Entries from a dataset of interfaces

:::::

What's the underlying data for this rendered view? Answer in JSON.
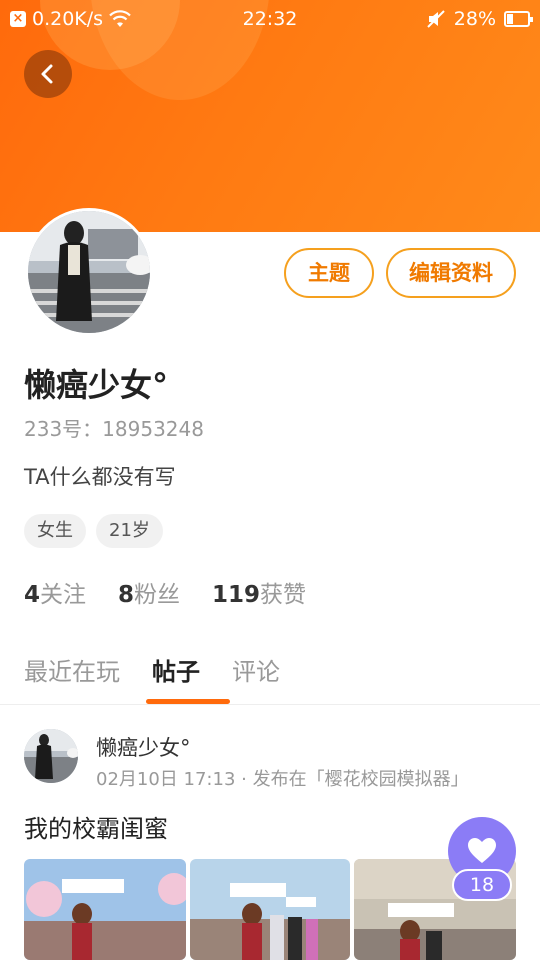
{
  "status_bar": {
    "network_speed": "0.20K/s",
    "time": "22:32",
    "battery": "28%",
    "battery_level": 0.28
  },
  "profile": {
    "buttons": {
      "topic": "主题",
      "edit": "编辑资料"
    },
    "nickname": "懒癌少女°",
    "user_id": "233号：18953248",
    "bio": "TA什么都没有写",
    "tags": {
      "gender": "女生",
      "age": "21岁"
    },
    "stats": {
      "following_count": "4",
      "following_label": "关注",
      "fans_count": "8",
      "fans_label": "粉丝",
      "likes_count": "119",
      "likes_label": "获赞"
    }
  },
  "tabs": {
    "recent": "最近在玩",
    "posts": "帖子",
    "comments": "评论"
  },
  "post": {
    "author": "懒癌少女°",
    "meta": "02月10日 17:13 · 发布在「樱花校园模拟器」",
    "title": "我的校霸闺蜜",
    "like_count": "18"
  },
  "colors": {
    "brand_orange": "#ff6a0c",
    "button_border": "#f5a01e",
    "like_purple": "#8b7cf6"
  },
  "icons": {
    "back": "back-arrow-icon",
    "wifi": "wifi-icon",
    "mute": "mute-icon",
    "battery": "battery-icon",
    "like": "heart-icon"
  }
}
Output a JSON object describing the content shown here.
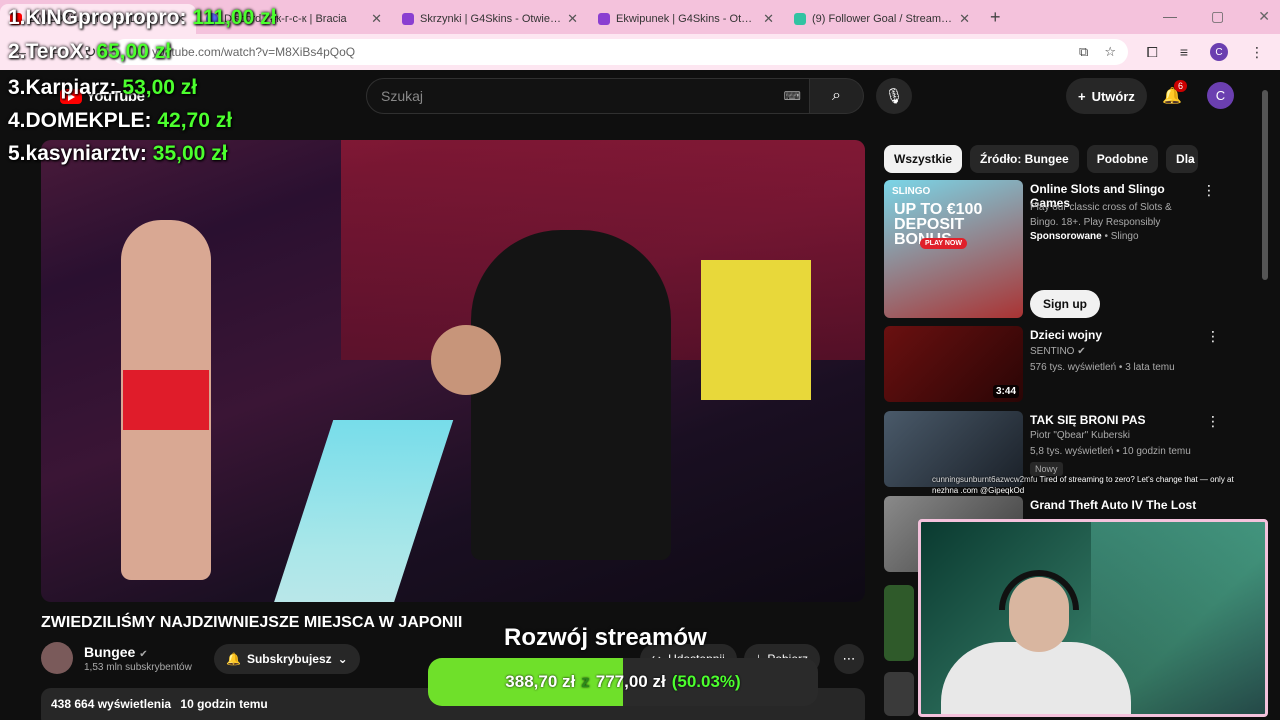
{
  "browser": {
    "tabs": [
      {
        "title": "ZWIEDZILIŚMY NAJDZ...",
        "color": "#ff0000",
        "active": true
      },
      {
        "title": "Discord | #к-г-с-к | Bracia",
        "color": "#5865f2",
        "active": false
      },
      {
        "title": "Skrzynki | G4Skins - Otwieraj sk",
        "color": "#8a3fd1",
        "active": false
      },
      {
        "title": "Ekwipunek | G4Skins - Otwieraj",
        "color": "#8a3fd1",
        "active": false
      },
      {
        "title": "(9) Follower Goal / Streamlabs",
        "color": "#31c3a2",
        "active": false
      }
    ],
    "url": "youtube.com/watch?v=M8XiBs4pQoQ",
    "profile_initial": "C"
  },
  "youtube": {
    "logo_text": "YouTube",
    "search_placeholder": "Szukaj",
    "create_label": "Utwórz",
    "notif_count": "6",
    "account_initial": "C"
  },
  "donors": [
    {
      "label": "1.KINGpropropro:",
      "amount": "111,00 zł"
    },
    {
      "label": "2.TeroX:",
      "amount": "65,00 zł"
    },
    {
      "label": "3.Karpiarz:",
      "amount": "53,00 zł"
    },
    {
      "label": "4.DOMEKPLE:",
      "amount": "42,70 zł"
    },
    {
      "label": "5.kasyniarztv:",
      "amount": "35,00 zł"
    }
  ],
  "video": {
    "title": "ZWIEDZILIŚMY NAJDZIWNIEJSZE MIEJSCA W JAPONII",
    "channel": "Bungee",
    "subs": "1,53 mln subskrybentów",
    "subscribe_label": "Subskrybujesz",
    "share_label": "Udostępnij",
    "download_label": "Pobierz",
    "views": "438 664 wyświetlenia",
    "age": "10 godzin temu"
  },
  "goal": {
    "title": "Rozwój streamów",
    "current": "388,70 zł",
    "separator": "z",
    "target": "777,00 zł",
    "percent": "(50.03%)",
    "fraction": 0.5003
  },
  "sidebar": {
    "chips": [
      "Wszystkie",
      "Źródło: Bungee",
      "Podobne",
      "Dla"
    ],
    "ad": {
      "brand": "SLINGO",
      "headline": "UP TO €100 DEPOSIT BONUS",
      "cta": "PLAY NOW",
      "title": "Online Slots and Slingo Games",
      "desc": "Play our classic cross of Slots & Bingo. 18+. Play Responsibly",
      "sponsored": "Sponsorowane",
      "advertiser": "Slingo",
      "signup": "Sign up"
    },
    "recs": [
      {
        "title": "Dzieci wojny",
        "channel": "SENTINO",
        "meta": "576 tys. wyświetleń • 3 lata temu",
        "duration": "3:44",
        "color": "#5a1010"
      },
      {
        "title": "TAK SIĘ BRONI PAS",
        "channel": "Piotr \"Qbear\" Kuberski",
        "meta": "5,8 tys. wyświetleń • 10 godzin temu",
        "badge": "Nowy",
        "color": "#3a4a5a"
      },
      {
        "title": "Grand Theft Auto IV The Lost",
        "color": "#6a6a6a"
      }
    ]
  },
  "chat": {
    "user": "cunningsunburnt6azwcw2mfu",
    "message": "Tired of streaming to zero? Let's change that — only at nezhna .com @GipeqkOd"
  }
}
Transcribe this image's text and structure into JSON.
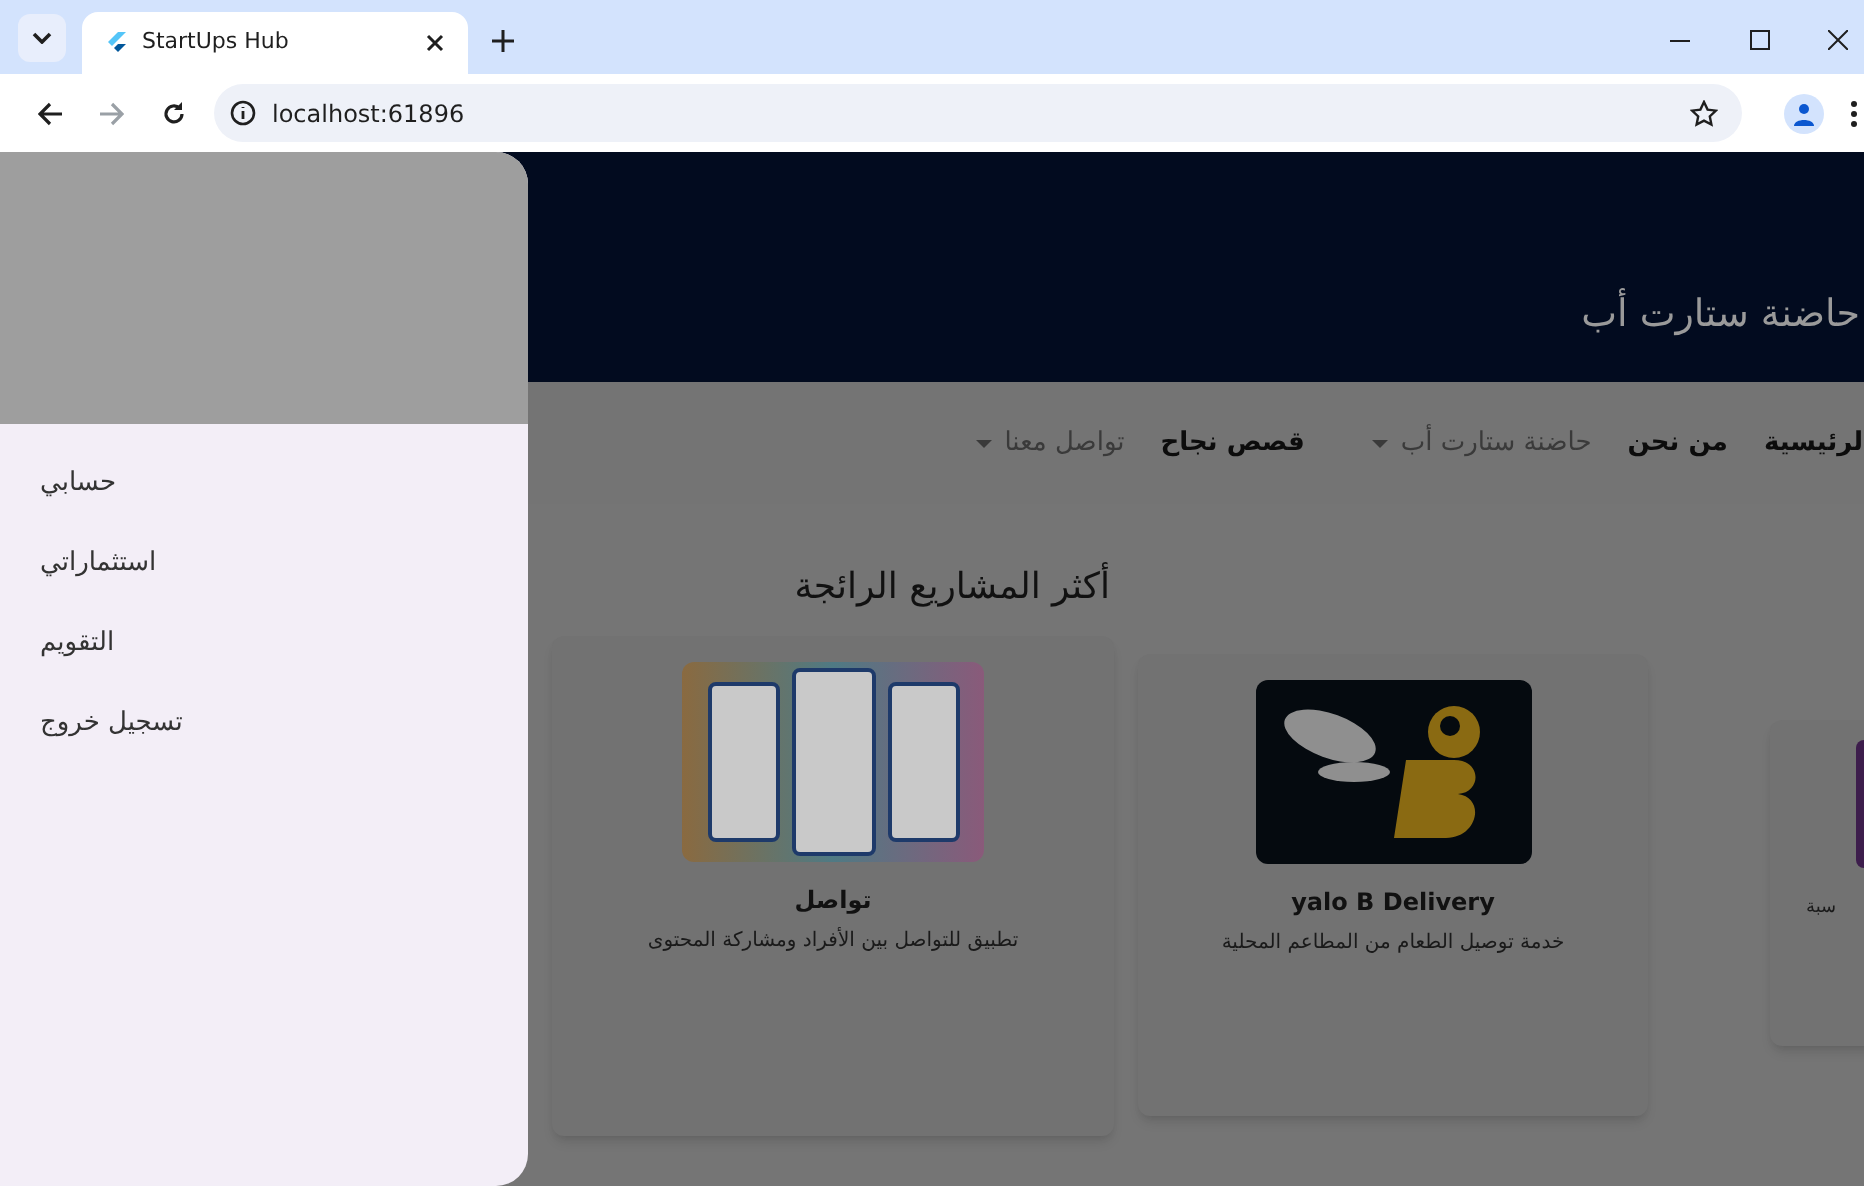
{
  "browser": {
    "tab_title": "StartUps Hub",
    "url": "localhost:61896"
  },
  "header": {
    "title": "حاضنة ستارت أب"
  },
  "nav": [
    {
      "label": "الرئيسية",
      "dropdown": false,
      "disabled": false
    },
    {
      "label": "من نحن",
      "dropdown": false,
      "disabled": false
    },
    {
      "label": "حاضنة ستارت أب",
      "dropdown": true,
      "disabled": true
    },
    {
      "label": "قصص نجاح",
      "dropdown": false,
      "disabled": false
    },
    {
      "label": "تواصل معنا",
      "dropdown": true,
      "disabled": true
    }
  ],
  "section_title": "أكثر المشاريع الرائجة",
  "projects": [
    {
      "kind": "purple",
      "description": "سبة"
    },
    {
      "kind": "bee",
      "title": "yalo B Delivery",
      "description": "خدمة توصيل الطعام من المطاعم المحلية"
    },
    {
      "kind": "phones",
      "title": "تواصل",
      "description": "تطبيق للتواصل بين الأفراد ومشاركة المحتوى"
    }
  ],
  "drawer": {
    "items": [
      "حسابي",
      "استثماراتي",
      "التقويم",
      "تسجيل خروج"
    ]
  }
}
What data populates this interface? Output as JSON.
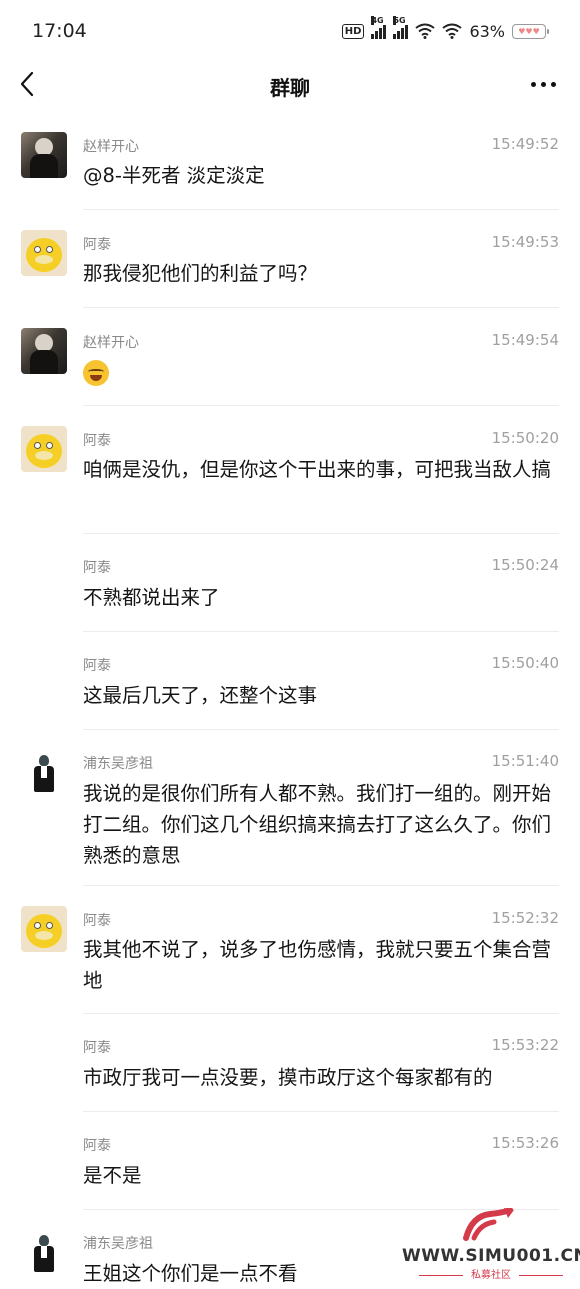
{
  "status_bar": {
    "time": "17:04",
    "hd_label": "HD",
    "net1_label": "4G",
    "net2_label": "5G",
    "battery_percent": "63%"
  },
  "nav": {
    "title": "群聊"
  },
  "messages": [
    {
      "sender": "赵样开心",
      "time": "15:49:52",
      "text": "@8-半死者 淡定淡定",
      "avatar": "photo"
    },
    {
      "sender": "阿泰",
      "time": "15:49:53",
      "text": "那我侵犯他们的利益了吗？",
      "avatar": "psyduck"
    },
    {
      "sender": "赵样开心",
      "time": "15:49:54",
      "emoji": "laughing-tears-emoji",
      "avatar": "photo"
    },
    {
      "sender": "阿泰",
      "time": "15:50:20",
      "text": "咱俩是没仇，但是你这个干出来的事，可把我当敌人搞",
      "avatar": "psyduck"
    },
    {
      "sender": "阿泰",
      "time": "15:50:24",
      "text": "不熟都说出来了"
    },
    {
      "sender": "阿泰",
      "time": "15:50:40",
      "text": "这最后几天了，还整个这事"
    },
    {
      "sender": "浦东吴彦祖",
      "time": "15:51:40",
      "text": "我说的是很你们所有人都不熟。我们打一组的。刚开始打二组。你们这几个组织搞来搞去打了这么久了。你们熟悉的意思",
      "avatar": "suit"
    },
    {
      "sender": "阿泰",
      "time": "15:52:32",
      "text": "我其他不说了，说多了也伤感情，我就只要五个集合营地",
      "avatar": "psyduck"
    },
    {
      "sender": "阿泰",
      "time": "15:53:22",
      "text": "市政厅我可一点没要，摸市政厅这个每家都有的"
    },
    {
      "sender": "阿泰",
      "time": "15:53:26",
      "text": "是不是"
    },
    {
      "sender": "浦东吴彦祖",
      "time": "",
      "text": "王姐这个你们是一点不看",
      "avatar": "suit"
    }
  ],
  "watermark": {
    "site": "WWW.SIMU001.CN",
    "sub": "私募社区"
  }
}
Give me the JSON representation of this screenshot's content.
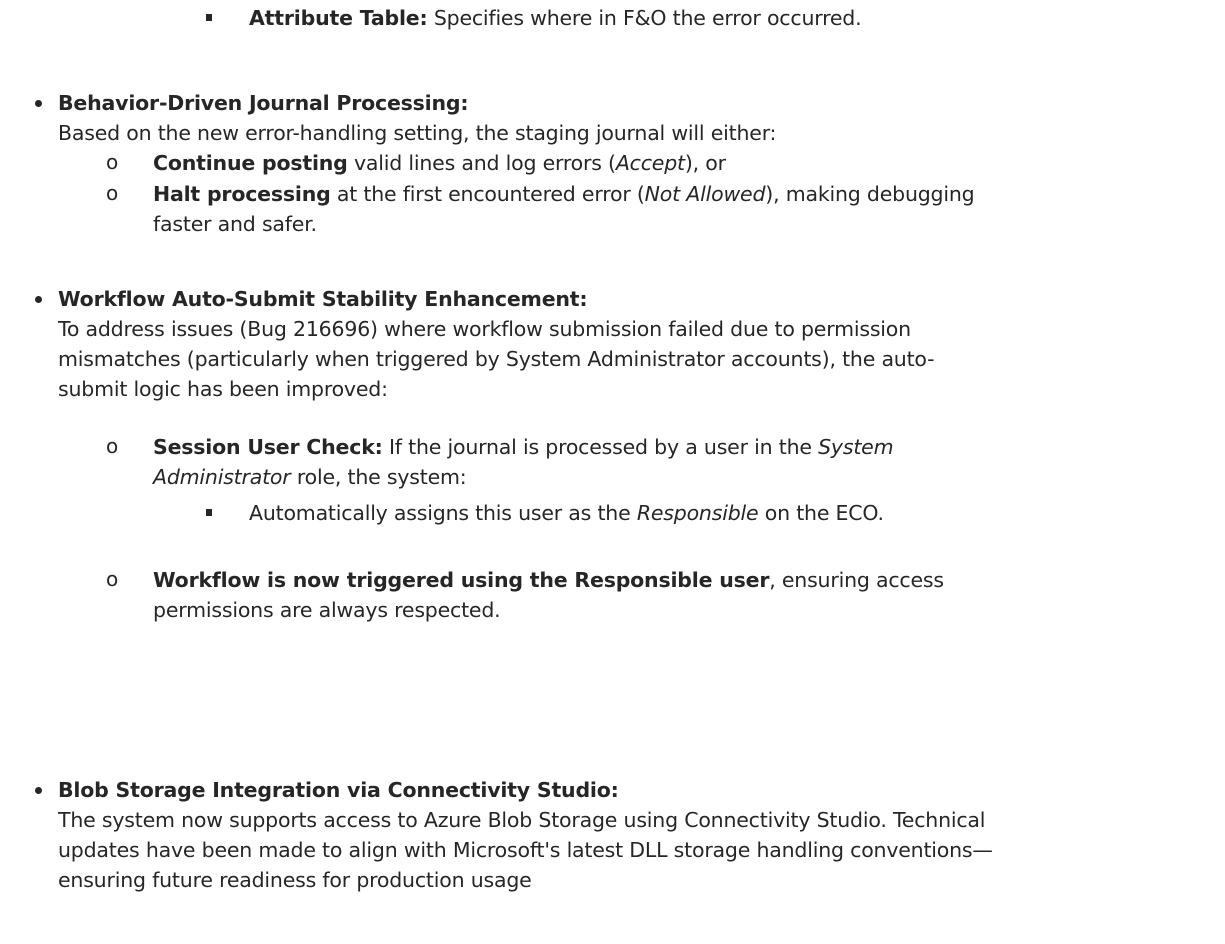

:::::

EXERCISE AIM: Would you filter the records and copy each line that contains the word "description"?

RESPONSE AREA:
      "description": "سبة"
      "description": "خدمة توصيل الطعام من المطاعم المحلية"
      "description": "تطبيق للتواصل بين الأفراد ومشاركة المحتوى"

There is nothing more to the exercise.